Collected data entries
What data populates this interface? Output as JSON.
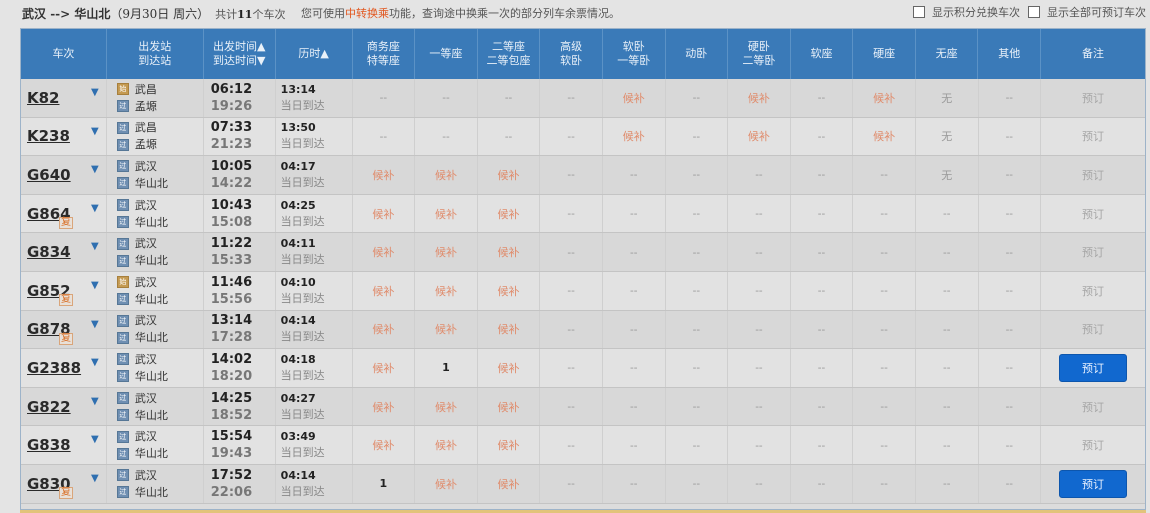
{
  "header": {
    "from": "武汉",
    "arrow": " --> ",
    "to": "华山北",
    "date": "（9月30日  周六）",
    "count_prefix": "共计",
    "count": "11",
    "count_suffix": "个车次",
    "hint_pre": "您可使用",
    "hint_link": "中转换乘",
    "hint_post": "功能，查询途中换乘一次的部分列车余票情况。",
    "opt1": "显示积分兑换车次",
    "opt2": "显示全部可预订车次"
  },
  "columns": [
    [
      "车次"
    ],
    [
      "出发站",
      "到达站"
    ],
    [
      "出发时间▲",
      "到达时间▼"
    ],
    [
      "历时▲"
    ],
    [
      "商务座",
      "特等座"
    ],
    [
      "一等座"
    ],
    [
      "二等座",
      "二等包座"
    ],
    [
      "高级",
      "软卧"
    ],
    [
      "软卧",
      "一等卧"
    ],
    [
      "动卧"
    ],
    [
      "硬卧",
      "二等卧"
    ],
    [
      "软座"
    ],
    [
      "硬座"
    ],
    [
      "无座"
    ],
    [
      "其他"
    ],
    [
      "备注"
    ]
  ],
  "rows": [
    {
      "train": "K82",
      "fu": false,
      "from": "武昌",
      "to": "孟塬",
      "from_icon": "始",
      "to_icon": "过",
      "dep": "06:12",
      "arr": "19:26",
      "dur": "13:14",
      "day": "当日到达",
      "seats": [
        "--",
        "--",
        "--",
        "--",
        "候补",
        "--",
        "候补",
        "--",
        "候补",
        "无",
        "--"
      ],
      "note": "预订",
      "bookable": false
    },
    {
      "train": "K238",
      "fu": false,
      "from": "武昌",
      "to": "孟塬",
      "from_icon": "过",
      "to_icon": "过",
      "dep": "07:33",
      "arr": "21:23",
      "dur": "13:50",
      "day": "当日到达",
      "seats": [
        "--",
        "--",
        "--",
        "--",
        "候补",
        "--",
        "候补",
        "--",
        "候补",
        "无",
        "--"
      ],
      "note": "预订",
      "bookable": false
    },
    {
      "train": "G640",
      "fu": false,
      "from": "武汉",
      "to": "华山北",
      "from_icon": "过",
      "to_icon": "过",
      "dep": "10:05",
      "arr": "14:22",
      "dur": "04:17",
      "day": "当日到达",
      "seats": [
        "候补",
        "候补",
        "候补",
        "--",
        "--",
        "--",
        "--",
        "--",
        "--",
        "无",
        "--"
      ],
      "note": "预订",
      "bookable": false
    },
    {
      "train": "G864",
      "fu": true,
      "from": "武汉",
      "to": "华山北",
      "from_icon": "过",
      "to_icon": "过",
      "dep": "10:43",
      "arr": "15:08",
      "dur": "04:25",
      "day": "当日到达",
      "seats": [
        "候补",
        "候补",
        "候补",
        "--",
        "--",
        "--",
        "--",
        "--",
        "--",
        "--",
        "--"
      ],
      "note": "预订",
      "bookable": false
    },
    {
      "train": "G834",
      "fu": false,
      "from": "武汉",
      "to": "华山北",
      "from_icon": "过",
      "to_icon": "过",
      "dep": "11:22",
      "arr": "15:33",
      "dur": "04:11",
      "day": "当日到达",
      "seats": [
        "候补",
        "候补",
        "候补",
        "--",
        "--",
        "--",
        "--",
        "--",
        "--",
        "--",
        "--"
      ],
      "note": "预订",
      "bookable": false
    },
    {
      "train": "G852",
      "fu": true,
      "from": "武汉",
      "to": "华山北",
      "from_icon": "始",
      "to_icon": "过",
      "dep": "11:46",
      "arr": "15:56",
      "dur": "04:10",
      "day": "当日到达",
      "seats": [
        "候补",
        "候补",
        "候补",
        "--",
        "--",
        "--",
        "--",
        "--",
        "--",
        "--",
        "--"
      ],
      "note": "预订",
      "bookable": false
    },
    {
      "train": "G878",
      "fu": true,
      "from": "武汉",
      "to": "华山北",
      "from_icon": "过",
      "to_icon": "过",
      "dep": "13:14",
      "arr": "17:28",
      "dur": "04:14",
      "day": "当日到达",
      "seats": [
        "候补",
        "候补",
        "候补",
        "--",
        "--",
        "--",
        "--",
        "--",
        "--",
        "--",
        "--"
      ],
      "note": "预订",
      "bookable": false
    },
    {
      "train": "G2388",
      "fu": false,
      "from": "武汉",
      "to": "华山北",
      "from_icon": "过",
      "to_icon": "过",
      "dep": "14:02",
      "arr": "18:20",
      "dur": "04:18",
      "day": "当日到达",
      "seats": [
        "候补",
        "1",
        "候补",
        "--",
        "--",
        "--",
        "--",
        "--",
        "--",
        "--",
        "--"
      ],
      "note": "预订",
      "bookable": true
    },
    {
      "train": "G822",
      "fu": false,
      "from": "武汉",
      "to": "华山北",
      "from_icon": "过",
      "to_icon": "过",
      "dep": "14:25",
      "arr": "18:52",
      "dur": "04:27",
      "day": "当日到达",
      "seats": [
        "候补",
        "候补",
        "候补",
        "--",
        "--",
        "--",
        "--",
        "--",
        "--",
        "--",
        "--"
      ],
      "note": "预订",
      "bookable": false
    },
    {
      "train": "G838",
      "fu": false,
      "from": "武汉",
      "to": "华山北",
      "from_icon": "过",
      "to_icon": "过",
      "dep": "15:54",
      "arr": "19:43",
      "dur": "03:49",
      "day": "当日到达",
      "seats": [
        "候补",
        "候补",
        "候补",
        "--",
        "--",
        "--",
        "--",
        "--",
        "--",
        "--",
        "--"
      ],
      "note": "预订",
      "bookable": false
    },
    {
      "train": "G830",
      "fu": true,
      "from": "武汉",
      "to": "华山北",
      "from_icon": "过",
      "to_icon": "过",
      "dep": "17:52",
      "arr": "22:06",
      "dur": "04:14",
      "day": "当日到达",
      "seats": [
        "1",
        "候补",
        "候补",
        "--",
        "--",
        "--",
        "--",
        "--",
        "--",
        "--",
        "--"
      ],
      "note": "预订",
      "bookable": true
    }
  ],
  "fu_label": "复"
}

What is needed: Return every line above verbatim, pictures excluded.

Task answer:
What data populates this interface? Output as JSON.
{
  "header": {
    "from": "武汉",
    "arrow": " --> ",
    "to": "华山北",
    "date": "（9月30日  周六）",
    "count_prefix": "共计",
    "count": "11",
    "count_suffix": "个车次",
    "hint_pre": "您可使用",
    "hint_link": "中转换乘",
    "hint_post": "功能，查询途中换乘一次的部分列车余票情况。",
    "opt1": "显示积分兑换车次",
    "opt2": "显示全部可预订车次"
  },
  "columns": [
    [
      "车次"
    ],
    [
      "出发站",
      "到达站"
    ],
    [
      "出发时间▲",
      "到达时间▼"
    ],
    [
      "历时▲"
    ],
    [
      "商务座",
      "特等座"
    ],
    [
      "一等座"
    ],
    [
      "二等座",
      "二等包座"
    ],
    [
      "高级",
      "软卧"
    ],
    [
      "软卧",
      "一等卧"
    ],
    [
      "动卧"
    ],
    [
      "硬卧",
      "二等卧"
    ],
    [
      "软座"
    ],
    [
      "硬座"
    ],
    [
      "无座"
    ],
    [
      "其他"
    ],
    [
      "备注"
    ]
  ],
  "rows": [
    {
      "train": "K82",
      "fu": false,
      "from": "武昌",
      "to": "孟塬",
      "from_icon": "始",
      "to_icon": "过",
      "dep": "06:12",
      "arr": "19:26",
      "dur": "13:14",
      "day": "当日到达",
      "seats": [
        "--",
        "--",
        "--",
        "--",
        "候补",
        "--",
        "候补",
        "--",
        "候补",
        "无",
        "--"
      ],
      "note": "预订",
      "bookable": false
    },
    {
      "train": "K238",
      "fu": false,
      "from": "武昌",
      "to": "孟塬",
      "from_icon": "过",
      "to_icon": "过",
      "dep": "07:33",
      "arr": "21:23",
      "dur": "13:50",
      "day": "当日到达",
      "seats": [
        "--",
        "--",
        "--",
        "--",
        "候补",
        "--",
        "候补",
        "--",
        "候补",
        "无",
        "--"
      ],
      "note": "预订",
      "bookable": false
    },
    {
      "train": "G640",
      "fu": false,
      "from": "武汉",
      "to": "华山北",
      "from_icon": "过",
      "to_icon": "过",
      "dep": "10:05",
      "arr": "14:22",
      "dur": "04:17",
      "day": "当日到达",
      "seats": [
        "候补",
        "候补",
        "候补",
        "--",
        "--",
        "--",
        "--",
        "--",
        "--",
        "无",
        "--"
      ],
      "note": "预订",
      "bookable": false
    },
    {
      "train": "G864",
      "fu": true,
      "from": "武汉",
      "to": "华山北",
      "from_icon": "过",
      "to_icon": "过",
      "dep": "10:43",
      "arr": "15:08",
      "dur": "04:25",
      "day": "当日到达",
      "seats": [
        "候补",
        "候补",
        "候补",
        "--",
        "--",
        "--",
        "--",
        "--",
        "--",
        "--",
        "--"
      ],
      "note": "预订",
      "bookable": false
    },
    {
      "train": "G834",
      "fu": false,
      "from": "武汉",
      "to": "华山北",
      "from_icon": "过",
      "to_icon": "过",
      "dep": "11:22",
      "arr": "15:33",
      "dur": "04:11",
      "day": "当日到达",
      "seats": [
        "候补",
        "候补",
        "候补",
        "--",
        "--",
        "--",
        "--",
        "--",
        "--",
        "--",
        "--"
      ],
      "note": "预订",
      "bookable": false
    },
    {
      "train": "G852",
      "fu": true,
      "from": "武汉",
      "to": "华山北",
      "from_icon": "始",
      "to_icon": "过",
      "dep": "11:46",
      "arr": "15:56",
      "dur": "04:10",
      "day": "当日到达",
      "seats": [
        "候补",
        "候补",
        "候补",
        "--",
        "--",
        "--",
        "--",
        "--",
        "--",
        "--",
        "--"
      ],
      "note": "预订",
      "bookable": false
    },
    {
      "train": "G878",
      "fu": true,
      "from": "武汉",
      "to": "华山北",
      "from_icon": "过",
      "to_icon": "过",
      "dep": "13:14",
      "arr": "17:28",
      "dur": "04:14",
      "day": "当日到达",
      "seats": [
        "候补",
        "候补",
        "候补",
        "--",
        "--",
        "--",
        "--",
        "--",
        "--",
        "--",
        "--"
      ],
      "note": "预订",
      "bookable": false
    },
    {
      "train": "G2388",
      "fu": false,
      "from": "武汉",
      "to": "华山北",
      "from_icon": "过",
      "to_icon": "过",
      "dep": "14:02",
      "arr": "18:20",
      "dur": "04:18",
      "day": "当日到达",
      "seats": [
        "候补",
        "1",
        "候补",
        "--",
        "--",
        "--",
        "--",
        "--",
        "--",
        "--",
        "--"
      ],
      "note": "预订",
      "bookable": true
    },
    {
      "train": "G822",
      "fu": false,
      "from": "武汉",
      "to": "华山北",
      "from_icon": "过",
      "to_icon": "过",
      "dep": "14:25",
      "arr": "18:52",
      "dur": "04:27",
      "day": "当日到达",
      "seats": [
        "候补",
        "候补",
        "候补",
        "--",
        "--",
        "--",
        "--",
        "--",
        "--",
        "--",
        "--"
      ],
      "note": "预订",
      "bookable": false
    },
    {
      "train": "G838",
      "fu": false,
      "from": "武汉",
      "to": "华山北",
      "from_icon": "过",
      "to_icon": "过",
      "dep": "15:54",
      "arr": "19:43",
      "dur": "03:49",
      "day": "当日到达",
      "seats": [
        "候补",
        "候补",
        "候补",
        "--",
        "--",
        "--",
        "--",
        "--",
        "--",
        "--",
        "--"
      ],
      "note": "预订",
      "bookable": false
    },
    {
      "train": "G830",
      "fu": true,
      "from": "武汉",
      "to": "华山北",
      "from_icon": "过",
      "to_icon": "过",
      "dep": "17:52",
      "arr": "22:06",
      "dur": "04:14",
      "day": "当日到达",
      "seats": [
        "1",
        "候补",
        "候补",
        "--",
        "--",
        "--",
        "--",
        "--",
        "--",
        "--",
        "--"
      ],
      "note": "预订",
      "bookable": true
    }
  ],
  "fu_label": "复"
}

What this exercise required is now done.